Meanwhile, in the other race in Hawaii yesterday, Senator Brian Schatz, who was appointed to the Seante after the death of Senator Daniel Inoyue, remains locked in a very tight race with Congresswoman Colleen Hanabusa:
Neither U.S. Sen. Brian Schatz nor his Democratic primary challenger, U.S. Rep. Colleen Hanabusa, went to bed after Saturday’s primary election knowing who won their party’s nomination.
In one of the closest races in state history, Schatz and Hanabusa were separated by a mere 1,788 votes with all but two precincts accounted for and potentially as many as 8,000 votes from Hawaii island still to be tallied.
Election officials still need to tabulate votes from two Puna polling sites that were closed as a result of roads damaged by Tropical Storm Iselle, affecting about 8,000 registered voters. Chief Elections Officer Scott Nago said ballots would be mailed to those who did not vote prior to Saturday by mail or walk-in and voters would have several days to return them.
Neither camp conceded Saturday night.
“We’ve got some more votes to be counted and we’ll see what happens there,” Schatz said in an interview with Hawaii News Now. “We came from behind and we like where we’re at.”
Schatz said he would wait until Sunday morning to start strategizing on the extended voting period.
Roland Casamina, a Schatz campaign co-chairman, said personal calls to Puna voters will be critical.
“We really have to go and contact the people we know on that island,” he said.
Former Gov. John Waihee said it’s going to be an “on the ground” campaign with lots of hand-shaking.
“I think the senator will do very well there,” he said.
Hanabusa had led since the results first started coming in, but Schatz closed the margin as more and more precincts reported.
“This election is not over,” Hanabusa told a crowd of enthusiastic supporters at her primary night rally at the Hawaii Laborers’ Union Local 368 hall in Kalihi. “It is far from over. Anything can happen.”
Afterward, U.S. Sen. Mazie Hirono, U.S. Rep. Tulsi Gabbard and Irene Hirano Inouye, the widow of U.S. Sen. Daniel K. Inouye, all took the stage to reinforce that the race was not yet over. Hirono and Gabbard also visited the Schatz camp and a rally for Mark Takai, the winner of the Democratic primary to fill Hanabusa’s congressional seat.

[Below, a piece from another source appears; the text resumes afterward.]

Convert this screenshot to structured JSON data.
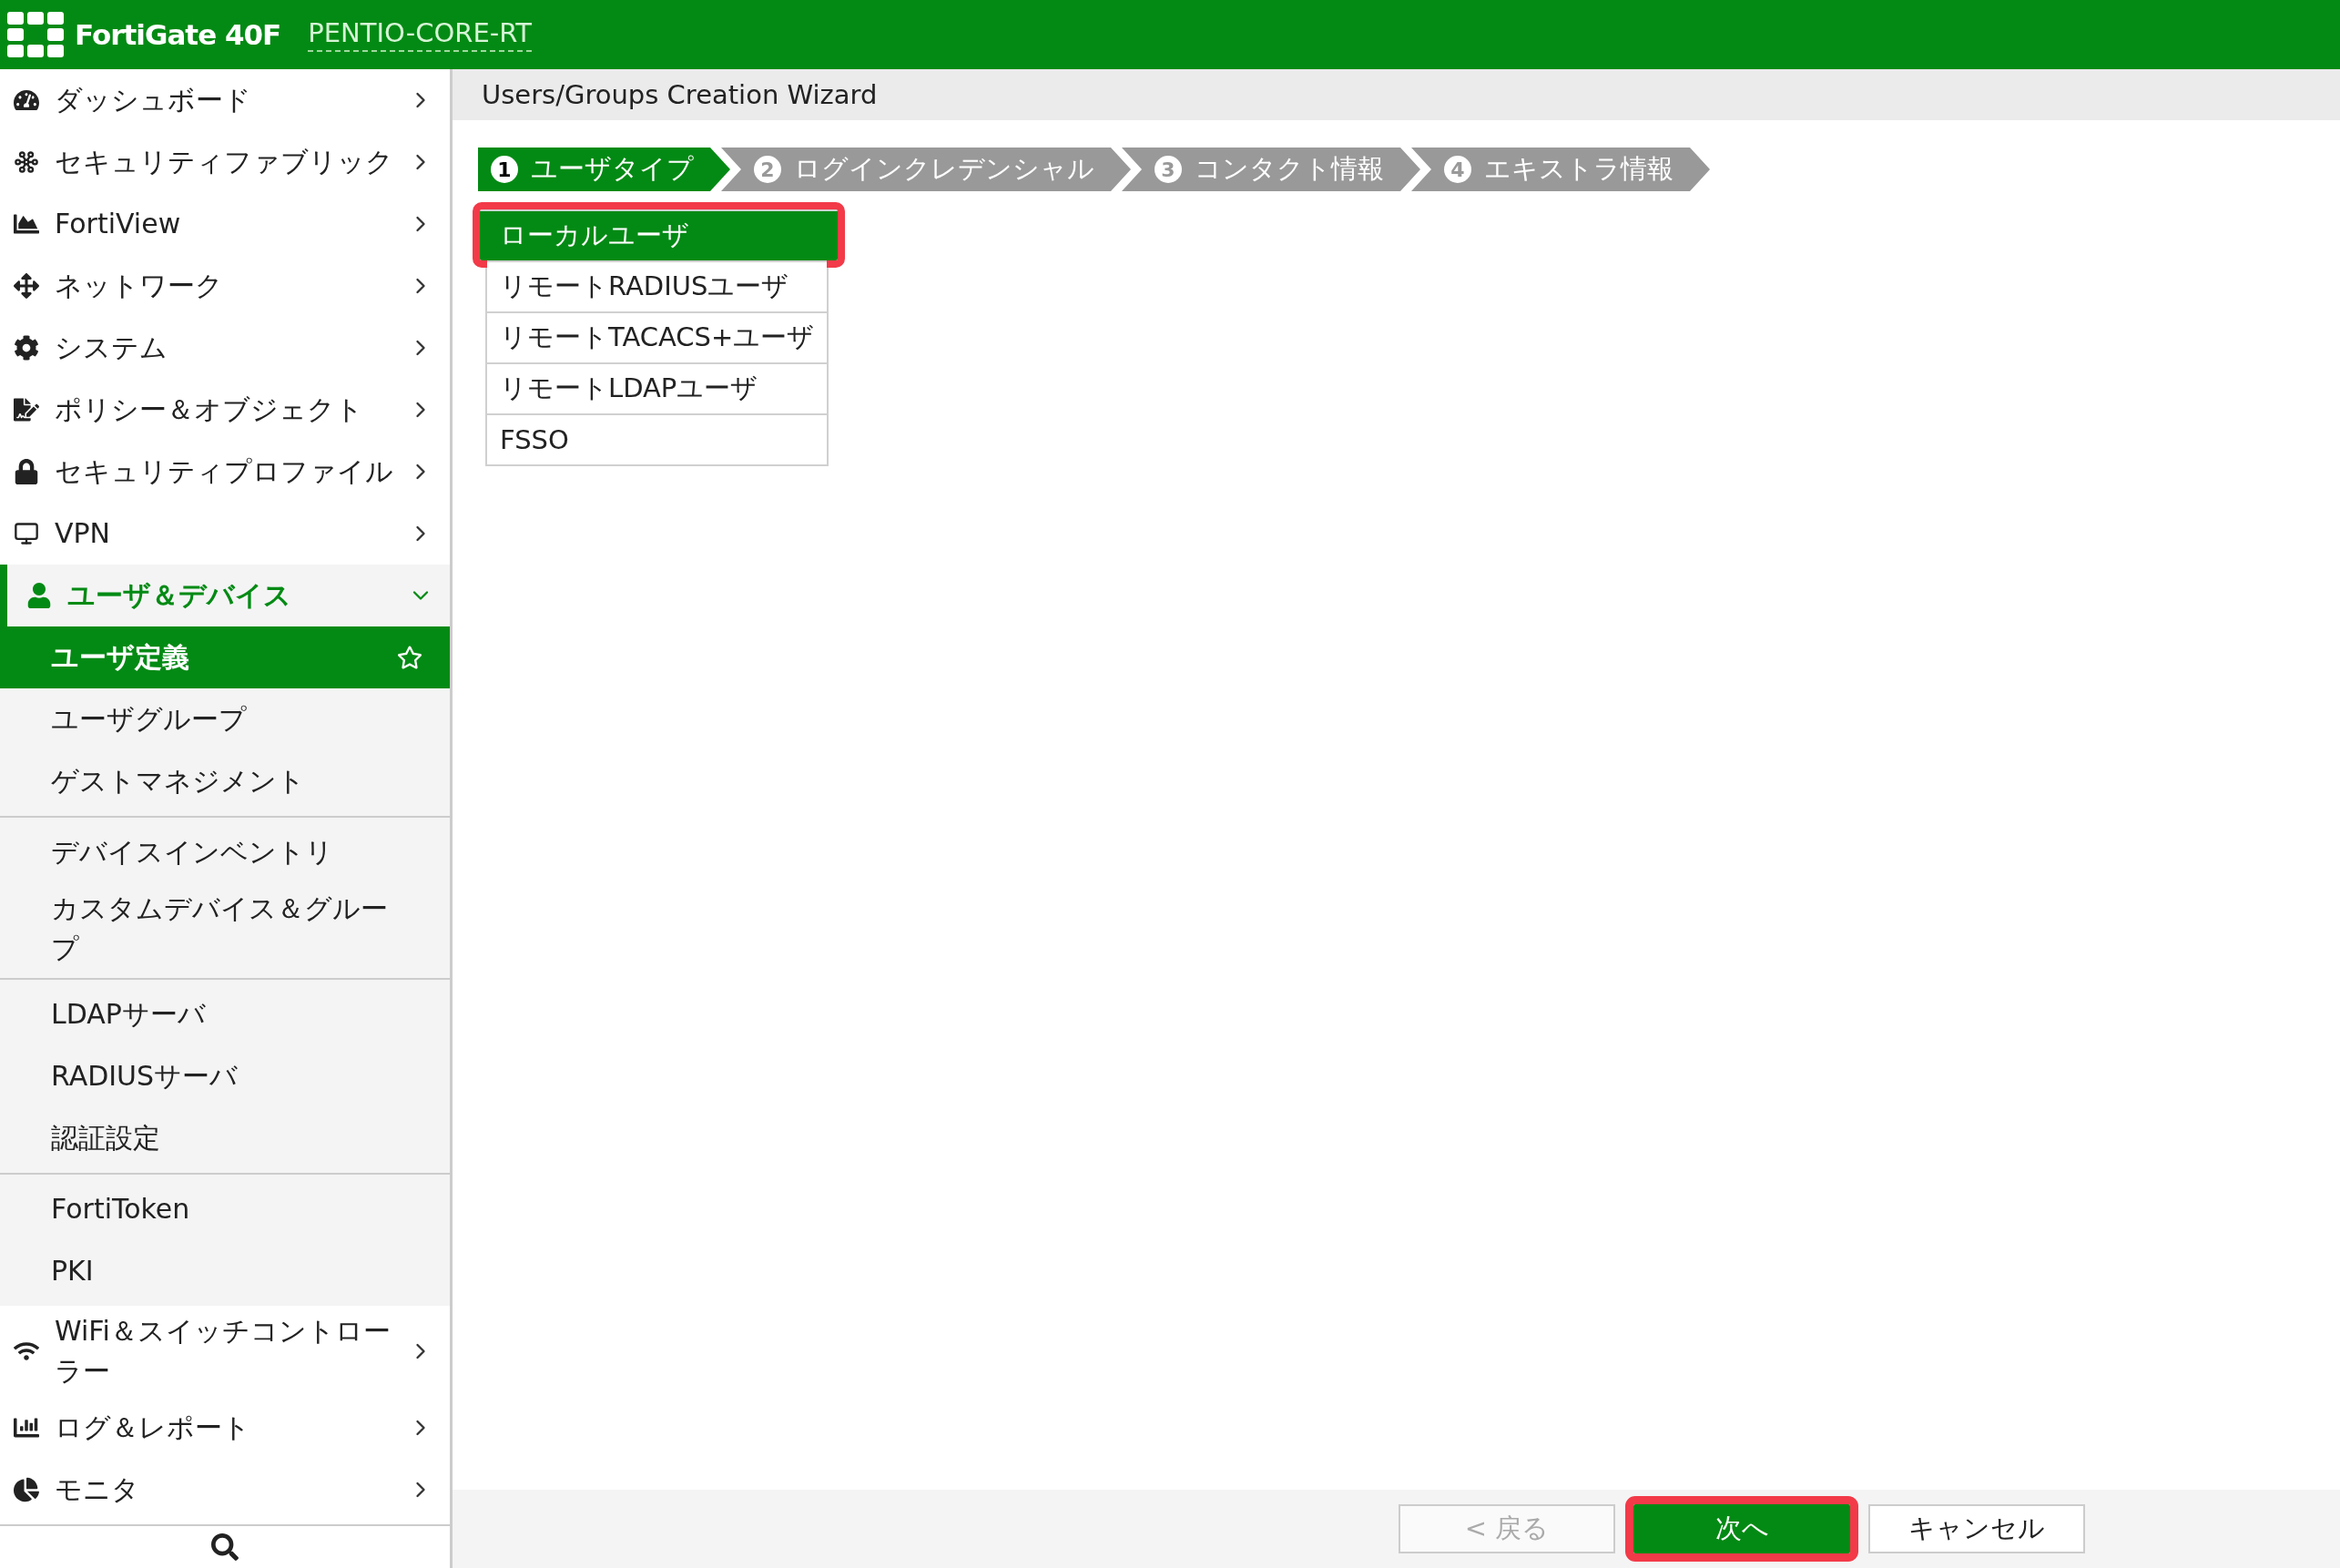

The current vote count has Schatz leading Hanabusa by a slim 1,786 votes. Whether that holds up after the remaining absentee ballots have been counted and the two precincts on the Big Island have voted remains to be seen.